Wherever we are on our life journey, we are never alone. The story of Emmaus promises us that we are always joined by another, the Risen One. He always walks beside us. When we are at the extremity of our strength, he is with us; in the wilderness of ice or the furnace of the fire; in our times of greatest loneliness or trial, Emmaus reassures us, “You are not alone: you have a companion.”
The Risen Christ walks by our side, but he also goes ahead of us. In John’s Gospel, we read, “In my Father’s house there are many dwelling places: if it were not so would I have told you that I go to prepare a place for you?” (Jn 14:2). The word used by John for “dwelling place” is very interesting. It’s the Greek word monai, which doesn’t mean a “house,” and certainly not a “mansion,” but rather a “stopping place,” like a wayside shelter, where a traveler could rest a night or two on a journey (like the mountain huts you find in the White Mountains). In the East, it was the custom for travelers to send someone ahead to prepare the next shelter along the road, so that when the travelers arrived, they might find comfort, as well as shelter.
Jesus, in this famous passage, is promising that he is that person for us. He is just ahead of us on our life’s journey: he prepares the way for us. Even though the next step of our journey may seem scary, “I have gone before you to prepare a place for you.”
As comforting as this image is, we should also hear in it something of a prod. We often reach a stage in our life where we have found a very comfortable wayside shelter, and decide that we’d like to stop there for good. We begin putting up curtains and might even stow our pack under the bed! But that is to forget our Abrahamic roots, which call us to take out the tent pegs in the morning, and move on.

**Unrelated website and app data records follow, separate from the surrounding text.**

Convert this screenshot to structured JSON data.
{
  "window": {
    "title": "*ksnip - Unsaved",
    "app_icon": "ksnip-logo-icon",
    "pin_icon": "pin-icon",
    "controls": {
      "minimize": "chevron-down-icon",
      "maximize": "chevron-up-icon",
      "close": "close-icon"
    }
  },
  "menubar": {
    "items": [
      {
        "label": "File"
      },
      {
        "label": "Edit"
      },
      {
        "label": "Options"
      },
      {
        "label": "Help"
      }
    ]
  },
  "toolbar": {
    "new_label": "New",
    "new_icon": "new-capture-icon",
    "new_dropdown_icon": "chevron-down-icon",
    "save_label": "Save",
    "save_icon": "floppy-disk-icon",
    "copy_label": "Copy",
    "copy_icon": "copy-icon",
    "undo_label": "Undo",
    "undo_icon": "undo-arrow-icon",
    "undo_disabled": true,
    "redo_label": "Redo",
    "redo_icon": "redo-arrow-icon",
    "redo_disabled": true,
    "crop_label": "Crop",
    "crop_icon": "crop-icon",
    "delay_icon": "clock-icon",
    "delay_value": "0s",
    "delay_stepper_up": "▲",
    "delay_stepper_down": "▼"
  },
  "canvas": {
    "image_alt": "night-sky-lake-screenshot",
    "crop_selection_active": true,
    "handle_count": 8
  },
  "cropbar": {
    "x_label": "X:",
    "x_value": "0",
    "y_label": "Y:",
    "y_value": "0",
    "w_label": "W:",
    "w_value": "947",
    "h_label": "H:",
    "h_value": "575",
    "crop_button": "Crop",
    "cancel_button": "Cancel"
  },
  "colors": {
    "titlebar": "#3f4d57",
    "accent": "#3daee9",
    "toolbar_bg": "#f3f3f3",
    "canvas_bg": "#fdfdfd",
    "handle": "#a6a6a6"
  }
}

We are a pilgrim people. Christ urges us on: “Get back on the road. Don’t be afraid. For I will always be the one walking by your side – and I will always go before you to prepare the way.”
In this pilgrim life, we are called to an ongoing journey, with God and toward God. And yet there is this amazing sense that, the more we travel away from what we know, the more familiar the landscape will become. My journey does not actually lead me away from myself, but toward it. I am called by Jesus to become more and more the Geoffrey that God had in mind when God created me. And so, too, are you: called to become the person God made you to be. We have this little time on Earth for that to happen, to become who we truly are, so that when we finally get to Heaven, it won’t be such a shock!
To quote T.S. Eliot once more, “The end of all our exploring will be to arrive where we started, and to know the place for the first time.” At the end of our journey, we will find ourselves, finally, home.
About Br. Geoffrey Tristram
Br. Geoffrey Tristram, SSJE was born in Wales and studied theology at Cambridge University before training to be a priest at Westcott House theological college. He came to the United States fifteen years ago to join SSJE and has pursued a ministry of teaching, spiritual direction, and retreat leading, and for three years he served as chaplain to the House of Bishops. Before coming to SSJE he served as a parish priest in the diocese of St. Albans, as well as the head of the department of theology at Oundle School, a large Anglican high school in the English Midlands.